• EXERCISE REQUIREMENTS
In the records, find every line with the word "value" and copy it out.

━━━━━━━━━━━━━━━━

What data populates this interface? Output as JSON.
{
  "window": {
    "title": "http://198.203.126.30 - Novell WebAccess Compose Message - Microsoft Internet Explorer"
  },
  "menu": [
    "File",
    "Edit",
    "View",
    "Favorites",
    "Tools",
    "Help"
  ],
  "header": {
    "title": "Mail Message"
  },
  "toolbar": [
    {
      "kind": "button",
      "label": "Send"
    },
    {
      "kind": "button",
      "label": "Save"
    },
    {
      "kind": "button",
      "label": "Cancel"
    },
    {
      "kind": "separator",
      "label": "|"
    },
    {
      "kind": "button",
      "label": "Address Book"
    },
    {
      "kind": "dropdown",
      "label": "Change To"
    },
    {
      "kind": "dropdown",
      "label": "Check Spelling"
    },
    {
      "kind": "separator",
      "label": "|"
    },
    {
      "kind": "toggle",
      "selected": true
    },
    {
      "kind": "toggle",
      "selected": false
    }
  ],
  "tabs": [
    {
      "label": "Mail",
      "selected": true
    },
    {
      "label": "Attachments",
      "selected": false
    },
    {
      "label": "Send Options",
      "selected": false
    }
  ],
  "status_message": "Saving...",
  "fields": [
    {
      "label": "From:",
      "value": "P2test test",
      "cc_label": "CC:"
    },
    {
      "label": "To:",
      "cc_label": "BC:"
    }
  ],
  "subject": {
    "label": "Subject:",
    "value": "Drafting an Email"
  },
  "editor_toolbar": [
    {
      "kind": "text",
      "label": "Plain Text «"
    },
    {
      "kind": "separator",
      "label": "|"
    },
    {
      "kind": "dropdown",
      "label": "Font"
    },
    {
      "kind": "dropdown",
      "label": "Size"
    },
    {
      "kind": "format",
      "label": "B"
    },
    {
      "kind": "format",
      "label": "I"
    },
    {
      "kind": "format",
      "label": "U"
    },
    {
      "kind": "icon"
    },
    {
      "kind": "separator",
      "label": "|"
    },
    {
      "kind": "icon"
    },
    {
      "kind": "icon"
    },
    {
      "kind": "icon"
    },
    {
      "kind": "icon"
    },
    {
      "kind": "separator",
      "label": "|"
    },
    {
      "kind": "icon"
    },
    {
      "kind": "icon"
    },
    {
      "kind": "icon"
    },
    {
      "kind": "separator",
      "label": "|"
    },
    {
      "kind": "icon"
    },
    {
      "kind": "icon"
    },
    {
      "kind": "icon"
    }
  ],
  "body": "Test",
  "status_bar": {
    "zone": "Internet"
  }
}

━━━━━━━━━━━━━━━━

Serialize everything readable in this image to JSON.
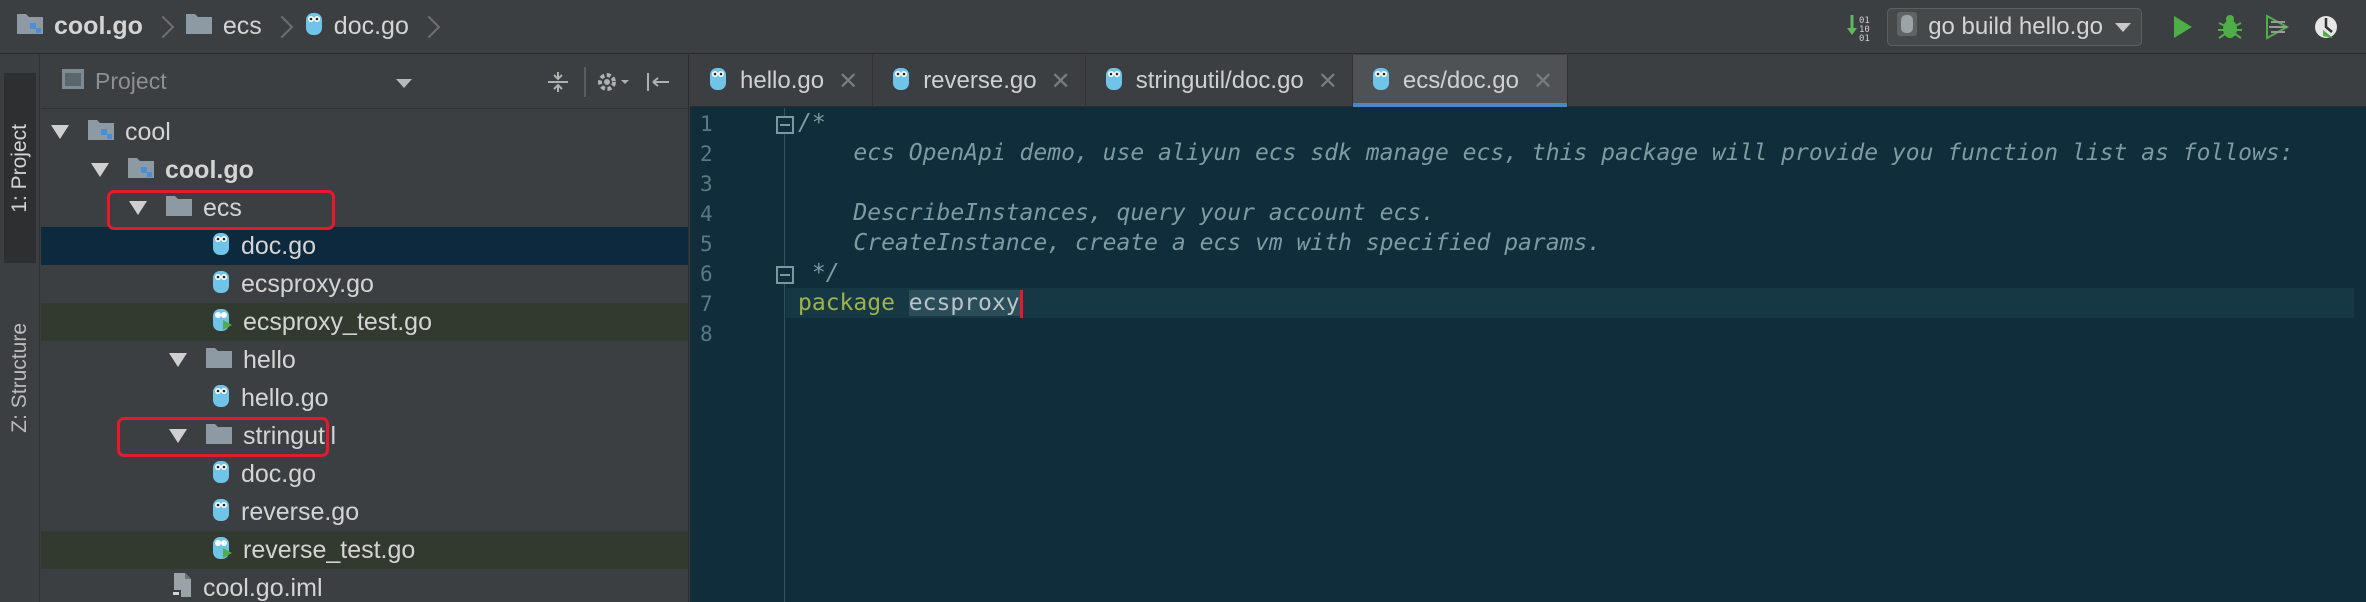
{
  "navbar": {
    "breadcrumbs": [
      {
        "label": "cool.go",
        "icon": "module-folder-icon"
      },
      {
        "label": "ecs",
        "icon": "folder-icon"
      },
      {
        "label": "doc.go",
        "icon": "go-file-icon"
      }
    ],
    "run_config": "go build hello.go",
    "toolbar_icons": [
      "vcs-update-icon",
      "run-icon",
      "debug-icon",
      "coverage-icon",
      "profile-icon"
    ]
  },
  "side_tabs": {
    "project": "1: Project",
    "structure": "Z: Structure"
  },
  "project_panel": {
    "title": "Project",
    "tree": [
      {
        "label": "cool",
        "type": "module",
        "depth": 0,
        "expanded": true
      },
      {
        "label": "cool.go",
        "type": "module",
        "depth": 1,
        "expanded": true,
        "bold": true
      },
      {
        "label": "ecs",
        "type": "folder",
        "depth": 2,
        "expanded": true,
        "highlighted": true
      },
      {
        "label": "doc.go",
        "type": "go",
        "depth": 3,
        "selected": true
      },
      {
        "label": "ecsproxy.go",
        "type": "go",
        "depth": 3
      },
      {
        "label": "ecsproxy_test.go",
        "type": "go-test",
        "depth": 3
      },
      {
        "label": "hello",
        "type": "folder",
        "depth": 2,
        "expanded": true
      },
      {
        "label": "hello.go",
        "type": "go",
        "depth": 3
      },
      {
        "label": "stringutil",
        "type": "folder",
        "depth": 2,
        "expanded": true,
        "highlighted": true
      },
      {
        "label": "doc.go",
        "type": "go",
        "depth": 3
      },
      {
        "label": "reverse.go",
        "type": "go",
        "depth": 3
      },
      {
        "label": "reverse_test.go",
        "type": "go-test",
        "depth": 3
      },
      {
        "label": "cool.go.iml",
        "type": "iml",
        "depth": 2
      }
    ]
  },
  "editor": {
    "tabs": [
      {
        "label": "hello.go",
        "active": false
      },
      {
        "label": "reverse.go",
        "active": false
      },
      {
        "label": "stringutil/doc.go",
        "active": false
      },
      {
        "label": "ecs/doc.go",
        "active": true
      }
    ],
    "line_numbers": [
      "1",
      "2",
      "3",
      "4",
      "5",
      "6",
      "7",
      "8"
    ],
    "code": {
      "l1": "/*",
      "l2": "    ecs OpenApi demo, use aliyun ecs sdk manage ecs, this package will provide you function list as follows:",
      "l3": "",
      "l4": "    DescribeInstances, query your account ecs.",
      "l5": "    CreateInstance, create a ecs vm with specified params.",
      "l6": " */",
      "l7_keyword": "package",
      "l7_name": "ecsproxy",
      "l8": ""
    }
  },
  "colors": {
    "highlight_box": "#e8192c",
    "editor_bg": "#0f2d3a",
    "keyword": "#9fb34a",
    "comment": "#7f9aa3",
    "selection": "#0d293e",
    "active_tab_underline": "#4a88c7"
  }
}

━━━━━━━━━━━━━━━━

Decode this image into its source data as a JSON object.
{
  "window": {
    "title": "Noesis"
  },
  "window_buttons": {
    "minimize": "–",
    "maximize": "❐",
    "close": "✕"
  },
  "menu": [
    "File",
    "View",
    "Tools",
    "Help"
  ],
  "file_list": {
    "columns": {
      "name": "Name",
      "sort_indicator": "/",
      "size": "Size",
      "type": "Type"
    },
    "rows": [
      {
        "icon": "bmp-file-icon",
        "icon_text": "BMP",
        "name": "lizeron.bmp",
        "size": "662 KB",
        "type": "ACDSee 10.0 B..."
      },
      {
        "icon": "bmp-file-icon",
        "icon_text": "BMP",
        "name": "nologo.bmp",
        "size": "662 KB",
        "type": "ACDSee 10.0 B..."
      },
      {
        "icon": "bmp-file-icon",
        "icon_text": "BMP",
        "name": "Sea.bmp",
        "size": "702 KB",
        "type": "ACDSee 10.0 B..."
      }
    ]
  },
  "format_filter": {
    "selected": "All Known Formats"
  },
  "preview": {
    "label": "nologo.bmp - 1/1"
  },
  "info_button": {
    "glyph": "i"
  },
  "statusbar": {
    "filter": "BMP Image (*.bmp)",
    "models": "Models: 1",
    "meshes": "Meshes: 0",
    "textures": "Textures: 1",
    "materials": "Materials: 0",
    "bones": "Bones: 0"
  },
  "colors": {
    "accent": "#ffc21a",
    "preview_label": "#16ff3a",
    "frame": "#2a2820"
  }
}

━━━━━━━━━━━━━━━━

• EXERCISE ANSWER
      "value": "P2test test",
    "value": "Drafting an Email"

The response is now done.